The confirmed prejudices of a thoughtful life are as hard to change as the confirmed habits of an indolent life; and as some must trifle away age because they trifled away youth, others must labor on in a maze of error because they have wandered there too long to find their way out.
It is a welcome symptom in an age which is commonly denounced as materialistic, that it makes heroes of men whose goals lie wholly in the intellectual and moral sphere. This proves that knowledge and justice are ranked above wealth and power by a large section of the human race.
Exaggerated respect for athletics, an excess of coarse impressions brought about by the technical discoveries of recent years, the increased severity of the struggle for existence due to the economic crisis, the brutalization of political life: all these factors are hostile to the ripening of the character and the desire for real culture, and stamp our age as barbarous, materialistic and superficial.
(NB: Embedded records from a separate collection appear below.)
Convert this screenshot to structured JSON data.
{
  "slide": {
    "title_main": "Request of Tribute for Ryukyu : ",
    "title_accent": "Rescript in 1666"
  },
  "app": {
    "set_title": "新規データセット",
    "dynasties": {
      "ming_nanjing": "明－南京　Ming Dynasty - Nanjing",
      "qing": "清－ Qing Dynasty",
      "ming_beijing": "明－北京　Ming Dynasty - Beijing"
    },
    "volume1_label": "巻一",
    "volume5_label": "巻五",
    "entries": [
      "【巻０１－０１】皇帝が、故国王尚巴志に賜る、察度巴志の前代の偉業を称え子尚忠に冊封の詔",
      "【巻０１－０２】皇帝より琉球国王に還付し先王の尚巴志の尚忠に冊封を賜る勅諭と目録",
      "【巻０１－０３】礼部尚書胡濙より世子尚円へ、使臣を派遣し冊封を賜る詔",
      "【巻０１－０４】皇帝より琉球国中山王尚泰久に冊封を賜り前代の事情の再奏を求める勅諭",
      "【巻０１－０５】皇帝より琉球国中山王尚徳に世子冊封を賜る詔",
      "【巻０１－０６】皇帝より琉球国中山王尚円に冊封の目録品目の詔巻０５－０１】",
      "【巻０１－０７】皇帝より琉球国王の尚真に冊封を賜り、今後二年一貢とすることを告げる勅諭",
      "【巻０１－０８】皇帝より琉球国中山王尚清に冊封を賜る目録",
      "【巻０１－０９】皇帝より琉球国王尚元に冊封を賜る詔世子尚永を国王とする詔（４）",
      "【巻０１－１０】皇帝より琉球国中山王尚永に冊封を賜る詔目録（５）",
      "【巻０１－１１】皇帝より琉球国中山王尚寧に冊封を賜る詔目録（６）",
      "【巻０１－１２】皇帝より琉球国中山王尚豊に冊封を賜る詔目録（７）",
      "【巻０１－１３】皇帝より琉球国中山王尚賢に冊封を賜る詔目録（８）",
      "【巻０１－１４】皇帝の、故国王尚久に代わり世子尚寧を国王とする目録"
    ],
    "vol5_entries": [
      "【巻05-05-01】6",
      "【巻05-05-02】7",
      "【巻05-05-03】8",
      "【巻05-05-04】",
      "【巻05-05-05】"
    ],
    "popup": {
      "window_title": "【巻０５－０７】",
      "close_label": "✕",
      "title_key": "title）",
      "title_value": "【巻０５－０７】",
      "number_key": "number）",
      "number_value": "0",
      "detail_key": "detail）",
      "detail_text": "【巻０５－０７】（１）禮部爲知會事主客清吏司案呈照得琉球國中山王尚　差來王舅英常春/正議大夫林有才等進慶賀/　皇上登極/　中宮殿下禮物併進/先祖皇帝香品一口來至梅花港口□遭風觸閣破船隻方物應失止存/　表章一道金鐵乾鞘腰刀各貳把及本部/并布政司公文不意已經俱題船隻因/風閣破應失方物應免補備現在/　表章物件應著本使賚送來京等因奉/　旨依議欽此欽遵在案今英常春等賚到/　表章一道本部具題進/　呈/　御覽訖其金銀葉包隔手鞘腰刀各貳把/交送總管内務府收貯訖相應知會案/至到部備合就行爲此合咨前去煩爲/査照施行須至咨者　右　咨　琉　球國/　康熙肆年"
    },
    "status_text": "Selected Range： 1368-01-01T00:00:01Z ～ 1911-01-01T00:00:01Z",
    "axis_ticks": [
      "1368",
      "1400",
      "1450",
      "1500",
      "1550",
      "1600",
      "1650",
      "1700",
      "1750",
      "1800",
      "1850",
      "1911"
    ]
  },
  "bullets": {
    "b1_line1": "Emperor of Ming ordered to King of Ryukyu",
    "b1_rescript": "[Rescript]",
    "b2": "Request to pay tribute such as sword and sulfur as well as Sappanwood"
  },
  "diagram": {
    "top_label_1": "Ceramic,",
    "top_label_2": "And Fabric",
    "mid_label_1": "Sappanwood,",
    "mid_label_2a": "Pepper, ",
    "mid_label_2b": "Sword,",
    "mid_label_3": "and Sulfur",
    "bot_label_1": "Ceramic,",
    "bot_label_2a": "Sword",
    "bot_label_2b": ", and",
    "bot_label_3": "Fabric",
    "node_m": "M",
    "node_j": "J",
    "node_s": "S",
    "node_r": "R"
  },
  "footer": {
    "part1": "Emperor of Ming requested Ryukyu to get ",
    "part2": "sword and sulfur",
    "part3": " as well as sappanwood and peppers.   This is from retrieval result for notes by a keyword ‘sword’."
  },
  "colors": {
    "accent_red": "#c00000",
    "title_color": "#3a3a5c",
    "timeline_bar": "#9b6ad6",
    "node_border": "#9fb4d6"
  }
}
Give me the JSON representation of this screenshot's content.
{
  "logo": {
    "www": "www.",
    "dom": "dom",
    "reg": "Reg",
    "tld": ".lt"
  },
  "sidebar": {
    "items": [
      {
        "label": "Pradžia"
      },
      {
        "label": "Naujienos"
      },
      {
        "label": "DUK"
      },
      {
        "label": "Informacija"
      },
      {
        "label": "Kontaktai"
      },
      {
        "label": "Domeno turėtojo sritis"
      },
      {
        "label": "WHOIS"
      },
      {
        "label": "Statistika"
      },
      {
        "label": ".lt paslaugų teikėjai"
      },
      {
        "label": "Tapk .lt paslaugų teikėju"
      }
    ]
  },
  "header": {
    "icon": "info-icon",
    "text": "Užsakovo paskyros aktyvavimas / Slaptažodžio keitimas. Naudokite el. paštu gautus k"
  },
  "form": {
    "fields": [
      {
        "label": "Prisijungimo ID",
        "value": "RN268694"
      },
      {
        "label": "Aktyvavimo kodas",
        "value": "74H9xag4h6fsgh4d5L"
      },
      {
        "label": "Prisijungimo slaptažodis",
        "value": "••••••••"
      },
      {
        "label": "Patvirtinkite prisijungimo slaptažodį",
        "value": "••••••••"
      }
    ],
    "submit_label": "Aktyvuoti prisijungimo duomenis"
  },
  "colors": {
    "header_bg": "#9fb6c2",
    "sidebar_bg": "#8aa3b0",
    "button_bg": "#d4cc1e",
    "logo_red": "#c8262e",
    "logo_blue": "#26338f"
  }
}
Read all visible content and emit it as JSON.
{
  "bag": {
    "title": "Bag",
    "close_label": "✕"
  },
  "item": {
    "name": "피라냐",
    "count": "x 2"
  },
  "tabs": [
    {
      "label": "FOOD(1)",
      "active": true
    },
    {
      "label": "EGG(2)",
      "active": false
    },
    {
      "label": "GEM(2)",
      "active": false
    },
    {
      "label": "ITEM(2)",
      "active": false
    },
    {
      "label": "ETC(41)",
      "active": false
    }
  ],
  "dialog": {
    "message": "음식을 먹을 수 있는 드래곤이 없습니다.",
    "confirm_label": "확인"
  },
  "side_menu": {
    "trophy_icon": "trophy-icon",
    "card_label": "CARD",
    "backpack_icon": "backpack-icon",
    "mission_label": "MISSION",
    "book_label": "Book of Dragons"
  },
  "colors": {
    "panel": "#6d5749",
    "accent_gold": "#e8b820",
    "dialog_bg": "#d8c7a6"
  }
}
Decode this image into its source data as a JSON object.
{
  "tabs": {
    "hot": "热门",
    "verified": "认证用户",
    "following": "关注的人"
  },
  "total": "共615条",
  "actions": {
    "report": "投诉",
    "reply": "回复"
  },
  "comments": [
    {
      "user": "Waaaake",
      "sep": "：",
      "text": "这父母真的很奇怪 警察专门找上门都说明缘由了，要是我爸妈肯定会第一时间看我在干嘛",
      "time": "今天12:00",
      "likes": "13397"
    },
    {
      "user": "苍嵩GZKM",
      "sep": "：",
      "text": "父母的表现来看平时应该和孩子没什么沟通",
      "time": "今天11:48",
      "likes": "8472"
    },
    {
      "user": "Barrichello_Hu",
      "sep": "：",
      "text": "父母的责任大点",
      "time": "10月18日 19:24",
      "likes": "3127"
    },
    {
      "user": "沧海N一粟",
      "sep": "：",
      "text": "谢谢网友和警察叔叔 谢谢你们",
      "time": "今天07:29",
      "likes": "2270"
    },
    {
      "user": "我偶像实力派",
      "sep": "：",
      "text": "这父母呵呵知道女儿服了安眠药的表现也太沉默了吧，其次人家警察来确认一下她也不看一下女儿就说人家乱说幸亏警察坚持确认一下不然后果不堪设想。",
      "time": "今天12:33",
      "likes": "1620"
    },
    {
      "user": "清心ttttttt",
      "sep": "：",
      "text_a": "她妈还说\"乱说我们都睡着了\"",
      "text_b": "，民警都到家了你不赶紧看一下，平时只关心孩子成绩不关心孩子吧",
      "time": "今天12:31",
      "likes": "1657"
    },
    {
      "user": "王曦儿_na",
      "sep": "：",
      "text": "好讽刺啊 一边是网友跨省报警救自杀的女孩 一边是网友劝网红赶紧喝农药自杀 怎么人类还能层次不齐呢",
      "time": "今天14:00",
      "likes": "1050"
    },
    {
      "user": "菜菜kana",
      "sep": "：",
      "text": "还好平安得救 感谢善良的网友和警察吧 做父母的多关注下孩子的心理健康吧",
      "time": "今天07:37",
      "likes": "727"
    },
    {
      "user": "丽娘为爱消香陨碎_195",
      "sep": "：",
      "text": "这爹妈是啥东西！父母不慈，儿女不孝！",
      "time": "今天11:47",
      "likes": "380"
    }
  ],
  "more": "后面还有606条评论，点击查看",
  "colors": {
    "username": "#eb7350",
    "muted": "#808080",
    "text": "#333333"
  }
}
The blackout of images of women or men visibly over sixty-five, engaged in any vital or productive adult activity, and their replacement by the ‘problem’ of age, is our society’s very definition of age. Age is perceived only as a decline or deterioration from youth.
Why do we look old? Because we remember the weight of the burden of last year's experiences. There is no other reason. Instead of lifting our faces, we should discover that the thing to lift is our thought. It is the mind, not the physical body, which has the stamp of age and reflects it in the body.
Nominally a great age of scientific inquiry, ours has actually become an age of superstition about the infallibility of science; of almost mystical faith in its nonmystical methods; above all... of external verities; of traffic-cop morality and rabbit-test truth.
This spectacle of old age would be unendurable if we did not know that our psyche reaches into a region held captive neither by change in time nor by limitation of place. In that form of being our birth is a death and our death is a birth. The scales of the whole hang balanced.
The heresy of one age becomes the orthodoxy of the next.
Each age has its own characteristic depravity. Ours is perhaps not pleasure or indulgence or sensuality, but rather a dissolute pantheistic contempt for the individual man.
It is characteristic of our age to endeavour to replace virtues by technology. That is to say, wherever possible we strive to use methods of physical or social engineering to achieve goals which our ancestors thought attainable only by the training of character. Thus we try so far as possible to make contraception take the place of chastity, and anesthetics to take the place of fortitude; we replace resignation by insurance policies and munificence by the Welfare state. It would be idle romanticism to deny that such techniques and institutions are often less painful and more efficient methods of achieving the goods and preventing the evils which unaided virtue once sought to achieve and avoid. But it would be an equal and opposite folly to hope that the take-over of virtue by technology may one day be complete.
Among all my patients... over thirty-five... there has not been one whose problem in the last resort was not that of finding a religious outlook on life. It is safe to say that every one of them fell ill because he had lost that which the living religions of every age had given to their followers, and none of them has really been healed who did not regain his religious outlook.